How to complete this task> With no images included, output each entry below exactly as it appears.
*** Opening Input ***
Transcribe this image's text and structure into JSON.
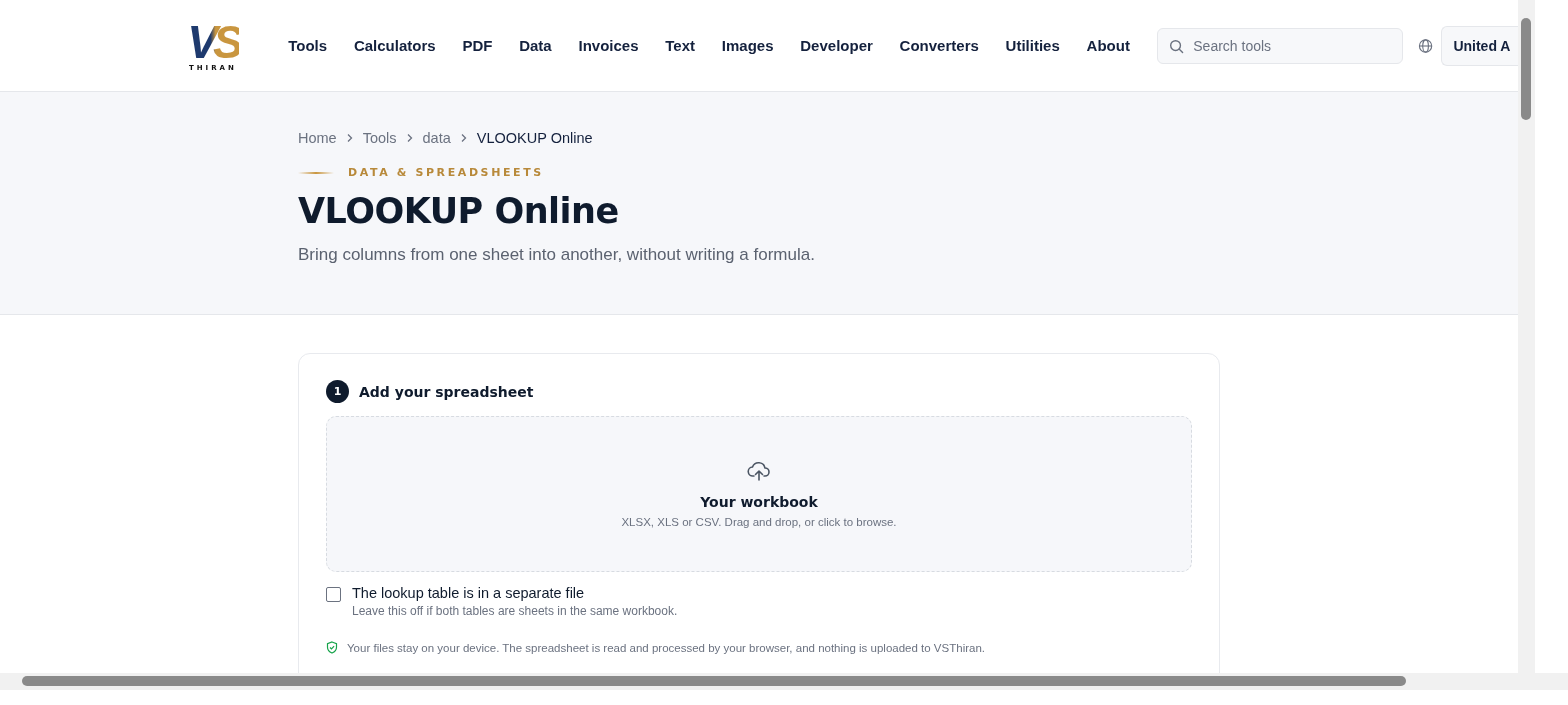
{
  "logo": {
    "mark": "VS",
    "wordmark": "THIRAN"
  },
  "nav": [
    {
      "label": "Tools"
    },
    {
      "label": "Calculators"
    },
    {
      "label": "PDF"
    },
    {
      "label": "Data"
    },
    {
      "label": "Invoices"
    },
    {
      "label": "Text"
    },
    {
      "label": "Images"
    },
    {
      "label": "Developer"
    },
    {
      "label": "Converters"
    },
    {
      "label": "Utilities"
    },
    {
      "label": "About"
    }
  ],
  "search": {
    "placeholder": "Search tools"
  },
  "language_button": "United A",
  "breadcrumb": [
    {
      "label": "Home",
      "current": false
    },
    {
      "label": "Tools",
      "current": false
    },
    {
      "label": "data",
      "current": false
    },
    {
      "label": "VLOOKUP Online",
      "current": true
    }
  ],
  "eyebrow": "DATA & SPREADSHEETS",
  "title": "VLOOKUP Online",
  "subtitle": "Bring columns from one sheet into another, without writing a formula.",
  "step": {
    "number": "1",
    "title": "Add your spreadsheet"
  },
  "dropzone": {
    "title": "Your workbook",
    "hint": "XLSX, XLS or CSV. Drag and drop, or click to browse."
  },
  "separate_file": {
    "label": "The lookup table is in a separate file",
    "hint": "Leave this off if both tables are sheets in the same workbook.",
    "checked": false
  },
  "privacy_note": "Your files stay on your device. The spreadsheet is read and processed by your browser, and nothing is uploaded to VSThiran."
}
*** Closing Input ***
Output for this exercise>
Transcribe this image's text and structure into JSON.
{
  "logo": {
    "mark": "VS",
    "wordmark": "THIRAN"
  },
  "nav": [
    {
      "label": "Tools"
    },
    {
      "label": "Calculators"
    },
    {
      "label": "PDF"
    },
    {
      "label": "Data"
    },
    {
      "label": "Invoices"
    },
    {
      "label": "Text"
    },
    {
      "label": "Images"
    },
    {
      "label": "Developer"
    },
    {
      "label": "Converters"
    },
    {
      "label": "Utilities"
    },
    {
      "label": "About"
    }
  ],
  "search": {
    "placeholder": "Search tools"
  },
  "language_button": "United A",
  "breadcrumb": [
    {
      "label": "Home",
      "current": false
    },
    {
      "label": "Tools",
      "current": false
    },
    {
      "label": "data",
      "current": false
    },
    {
      "label": "VLOOKUP Online",
      "current": true
    }
  ],
  "eyebrow": "DATA & SPREADSHEETS",
  "title": "VLOOKUP Online",
  "subtitle": "Bring columns from one sheet into another, without writing a formula.",
  "step": {
    "number": "1",
    "title": "Add your spreadsheet"
  },
  "dropzone": {
    "title": "Your workbook",
    "hint": "XLSX, XLS or CSV. Drag and drop, or click to browse."
  },
  "separate_file": {
    "label": "The lookup table is in a separate file",
    "hint": "Leave this off if both tables are sheets in the same workbook.",
    "checked": false
  },
  "privacy_note": "Your files stay on your device. The spreadsheet is read and processed by your browser, and nothing is uploaded to VSThiran."
}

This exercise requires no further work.